# [WHAT IS NEEDED]
Every entry below needs to be repeated exactly.

# [RECORDS FOR THIS EXERCISE]
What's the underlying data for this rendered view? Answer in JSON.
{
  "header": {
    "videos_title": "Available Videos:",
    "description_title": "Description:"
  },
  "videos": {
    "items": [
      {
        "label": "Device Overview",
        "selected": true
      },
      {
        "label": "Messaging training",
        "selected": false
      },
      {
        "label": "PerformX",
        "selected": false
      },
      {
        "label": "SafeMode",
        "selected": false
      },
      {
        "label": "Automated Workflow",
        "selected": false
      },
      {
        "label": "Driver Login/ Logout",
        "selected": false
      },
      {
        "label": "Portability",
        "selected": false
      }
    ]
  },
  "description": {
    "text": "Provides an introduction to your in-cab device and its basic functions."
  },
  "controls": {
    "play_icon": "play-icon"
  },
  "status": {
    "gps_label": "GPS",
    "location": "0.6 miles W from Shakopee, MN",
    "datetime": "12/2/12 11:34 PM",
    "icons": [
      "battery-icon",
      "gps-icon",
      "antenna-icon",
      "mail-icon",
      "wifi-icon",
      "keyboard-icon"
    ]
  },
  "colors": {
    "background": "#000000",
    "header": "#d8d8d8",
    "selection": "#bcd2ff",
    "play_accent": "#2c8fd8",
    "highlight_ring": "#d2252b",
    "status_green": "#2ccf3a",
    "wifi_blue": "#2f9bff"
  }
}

# [FINAL ANSWER]
What's the underlying data for this rendered view? Answer in JSON.
{
  "header": {
    "videos_title": "Available Videos:",
    "description_title": "Description:"
  },
  "videos": {
    "items": [
      {
        "label": "Device Overview",
        "selected": true
      },
      {
        "label": "Messaging training",
        "selected": false
      },
      {
        "label": "PerformX",
        "selected": false
      },
      {
        "label": "SafeMode",
        "selected": false
      },
      {
        "label": "Automated Workflow",
        "selected": false
      },
      {
        "label": "Driver Login/ Logout",
        "selected": false
      },
      {
        "label": "Portability",
        "selected": false
      }
    ]
  },
  "description": {
    "text": "Provides an introduction to your in-cab device and its basic functions."
  },
  "controls": {
    "play_icon": "play-icon"
  },
  "status": {
    "gps_label": "GPS",
    "location": "0.6 miles W from Shakopee, MN",
    "datetime": "12/2/12 11:34 PM",
    "icons": [
      "battery-icon",
      "gps-icon",
      "antenna-icon",
      "mail-icon",
      "wifi-icon",
      "keyboard-icon"
    ]
  },
  "colors": {
    "background": "#000000",
    "header": "#d8d8d8",
    "selection": "#bcd2ff",
    "play_accent": "#2c8fd8",
    "highlight_ring": "#d2252b",
    "status_green": "#2ccf3a",
    "wifi_blue": "#2f9bff"
  }
}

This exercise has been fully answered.